Example 2:  1 Doverton Drive (above)

  • Sold for $6,600,000 (initial asking price $10,950,000)
  • Square footage: 10,767
  • Land cost: $2,650,000
  • Start-to-finish: 2 years
  • $300 per foot X $10,767 = $3,230,100 + (land cost) $2,650,000 = $5,880,100.
  • Possible profit: $719,900?

12 Huge Sales In Last 48 Days

116 Oneida Drive, central Greenwich waterfront. Sold for $15M in 2002, now sells again, this time for $20.337M. List: David Ogilvy  Sell: Brian Milton

Broker Brian Milton has yet again provided the buyer for a mega-expensive property, this time for a David Ogilvy listing that just closed at $20,377,000 (an odd figure that suggests last-minute ‘adjustments”?). That’s a very big commitment to Greenwich and, more significantly, the State of CT, by this buyer, and he wasn’t alone; in just the last 48 days, we’ve seen 12 deals in the $7M+ range.

Today is Sunday, October 8th, so this is the 281st day of 2017. Since the start of the year, we’ve had 25 $7M+ deals in Greenwich. The fact that almost half of those occurred in the last 48 days tells me we are in an up-swing. But why? Doesn’t the news about CT’s Puerto Rico-style financial mis-management continue to be bad? Doesn’t the State continue to be tied to ruinous state-worker-union contract benefits that eat up almost half of the State’s annual revenue? Won’t taxes, therefore, soon be doubled?
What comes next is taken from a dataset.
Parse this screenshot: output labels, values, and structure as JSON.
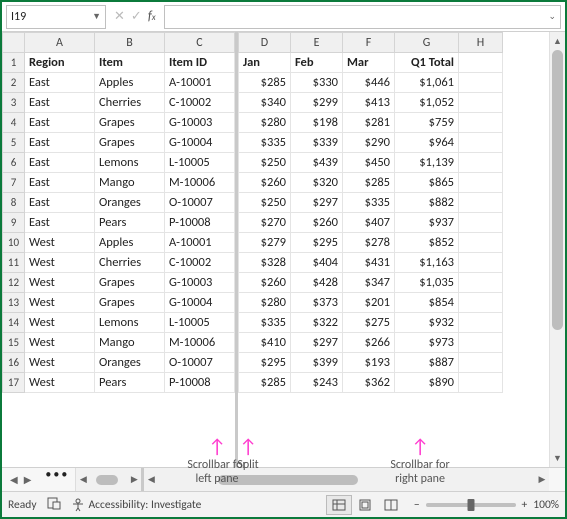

Or is there political change coming which will pull us back from the brink? That’s what these presumably savvy wealthy people appear to be betting on. Even Gideon Fountain, noted real estate sage, joined these “betters” recently by buying additional Greenwich property. Oh, the excitement of it all!

Additional examples of recent mega-sales:

460 North Street fetches the nice, round sum of $22M. List: Helene Barre   Sell: Fran Ehrlich

50 Byram Drive, Belle Haven waterfront, a steal at $12.650M. List: Ginger DeSimone   Sell: Shelly Tretter Lynch

24 Hendrie Drive Extension (off OG’s Edgewater Drive) gets $9M even. List: Sheila Goggin   Sell: Carolyn Petersen.

11 Cove Road, OG waterfront, new-construction, gets $6.9M. List: Mark O’Brien   Sell: Gideon Fountain (yay!)

Note to mobile device users: For now, photos on those links above can only be seen using your desktop computer (you do own one of those don’t you? Over there by your land-line phone?). I will continue to pester (those geniuses at) Houlihan Lawrence World-Headquarters to fix this once ‘n for all!

 

 

 

$2,000,000 Over The Asking Price

460 North Street, just closed at $22M. Five owners over twenty years, none did better than this one! List: Helene Barre. Sell: Fran Ehrlich.

As I mentioned earlier, way back in June, 1997, I sold this place for the pocket-change amount of $4,700,000. Besides the 2.5% sell-side commission, listing broker Ogilvy had arranged for a selling bonus of $40,000, so I celebrate that June 16th closing date each year with a fine cigar.

Twenty years, and five owners later, 460 North Street has closed again, this time for the somewhat more impressive price of $22,000,000. The ask was $20M, so was there a bidding war? My guess is no. I think that extra $2M was for furnishings, possibly even a few pieces of art (see photos)?

Each of the previous owners of 460 North Street put their “stamp” on it, lavishing millions in renovations, decorations, and expansions. Some made money, some did not. This most recent owner paid $7,987,250 in 2012, so I suspect money was made this time.